In Plato’s analogy of the divided line we’re told that we can only ever have opinions or doxa about the physical world. What is fascinating here is his reasoning. The reason that we can only have knowledge of the physical world, according to Plato, is not because everyone perceives or interprets things differently. The issue here isn’t about some subjectivism or relativism at the heart of how minds relate to reality. Rather, it is built into the very fabric of physical reality, not the mind that regards to that reality, that it can only be a domain of opinion. Because everything in physical reality is doomed to change or becoming, what is true of a physical being now becomes false later.

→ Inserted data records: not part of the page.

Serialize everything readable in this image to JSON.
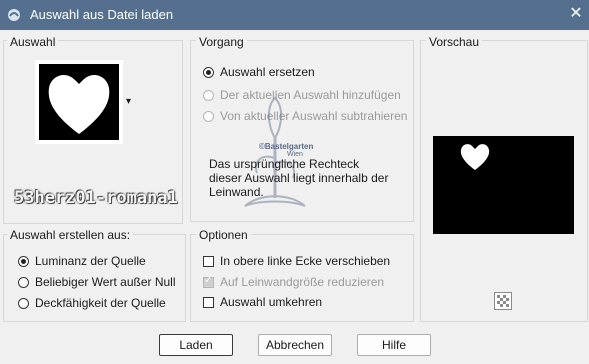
{
  "window": {
    "title": "Auswahl aus Datei laden",
    "close_label": "✕"
  },
  "auswahl": {
    "label": "Auswahl",
    "selection_name": "53herz01-romana1",
    "dropdown_arrow": "▾"
  },
  "vorgang": {
    "label": "Vorgang",
    "options": [
      {
        "label": "Auswahl ersetzen",
        "checked": true,
        "disabled": false
      },
      {
        "label": "Der aktuellen Auswahl hinzufügen",
        "checked": false,
        "disabled": true
      },
      {
        "label": "Von aktueller Auswahl subtrahieren",
        "checked": false,
        "disabled": true
      }
    ],
    "message": "Das ursprüngliche Rechteck dieser Auswahl liegt innerhalb der Leinwand."
  },
  "vorschau": {
    "label": "Vorschau"
  },
  "auswahl_erstellen": {
    "label": "Auswahl erstellen aus:",
    "options": [
      {
        "label": "Luminanz der Quelle",
        "checked": true
      },
      {
        "label": "Beliebiger Wert außer Null",
        "checked": false
      },
      {
        "label": "Deckfähigkeit der Quelle",
        "checked": false
      }
    ]
  },
  "optionen": {
    "label": "Optionen",
    "items": [
      {
        "label": "In obere linke Ecke verschieben",
        "checked": false,
        "disabled": false
      },
      {
        "label": "Auf Leinwandgröße reduzieren",
        "checked": true,
        "disabled": true
      },
      {
        "label": "Auswahl umkehren",
        "checked": false,
        "disabled": false
      }
    ]
  },
  "watermark": {
    "line1": "©Bastelgarten",
    "line2": "Wien"
  },
  "buttons": {
    "load": "Laden",
    "cancel": "Abbrechen",
    "help": "Hilfe"
  },
  "colors": {
    "titlebar": "#55708f",
    "dialog_bg": "#f0f0f0",
    "preview_bg": "#000000",
    "accent": "#ffffff"
  }
}
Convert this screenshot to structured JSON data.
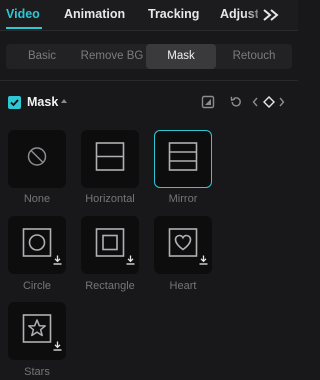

I say “the rose is red”. This can only ever be an opinion, according to Plato, not because someone else might see or interpret it differently or because I might be color blind, but because the rose is condemned to turn brown and die. Truth, for Plato, must preserve itself. If the truth value of a proposition changes with time, then it is not genuinely knowledge, but opinion. Consequently, the entire world of physical beings will be reduced to appearances, a sort of veil of maya that we must pierce to get to true reality. There is no truth to be found in this world of appearances, of physical objects, because this world that we dwell in, this world that is the world of our embodiment, is a world of change that fails to preserve truth.
Lurking in the background here is the imperative of Parmenides. Parmenides’s declaration is not simply that being is and non-being is not, but also that being is knowable. The great and disturbing poem of the Eleatic Stranger does not merely observe that being is, but also seeks to establish that being is identical to thought. Thought in being must be identical for being to be knowable. Otherwise we are left with nothing but a skepticism. If we make the claim that being is identical, we are also implicitly claiming that being must be rational. But what does it mean to say that being is rational? It means that it obeys the following two principles:
The principle of identity or A = A
The principle of non-contradiction or ~(A & ~A)
The structure of reality must mirror the structure of thought and the structure of thought must mirror the structure of reality. Anything less and we fall into a skepticism, says this tradition. If, then, we must reject the thesis that physical objects have being, says Plato, then this is because they fail to meet the requirements of the principle of identity and non-contradiction. In changing, physical beings are non-identical to themselves and contradict themselves. Henceforth, Plato will say that the number 17 is more real than a rose, because the number 17 is always the number 17 and never becomes anything else. The entire world of becoming will be demoted and treated as unreality. And do we not witness echoes of this initial philosophical decision in both Badiou’s mathematization of ontology that effectively reduces, again, appearance to a sort of surface-effect or in object-oriented philosophy’s doctrine of withdrawal that “rescues” entity from change?
So much of Plato falls into place in this moment. Plato’s strange denunciation of writing, so profoundly explored by Derrida, will be seen to arise from how the written is always non-identical to itself both in the differentiality of the signifier, but also in its difference from what it signifies. Writing will everywhere harbor violations of the principles of identity and non-contradiction, and above all, will create the possibility of rendering formal paradoxes material or embodied. “If the Barber of Seville cuts everyone’s hair except those who cut their own hair, who cuts the Barber’s hair?” Clearly the real barber never has trouble getting a haircut. This is a paradox that is only capable of existing in the symbolic, in a signifying system. It will mark Plato’s hostility to art and the simulacrum as something that competes with the self-identical real. It is the underlying rationale for Plato’s denigration of the body and the senses.
Much of the history of philosophy will be an attempt to reconcile being with these two principles of thought, which is why it is led to such strange places. Everywhere philosophy will seek a sort of parallelism of thought and being that arises as a demand that being obey the principles of non-contradiction and identity. Again and again this requirement will lead to denunciations of the body, materiality, difference, the physical world, and appearance or phenomenality. Lurking behind all of this will be a will to power and a denial of death, for where thought is identical with the thing, where the concept can replace the thing, we have escaped the constraints of embodiment and materiality. Given the deep price we must pay to formulate a theory of knowledge and reality consonant with these principles, we must raise the question of whether we don’t get further with difference than identity.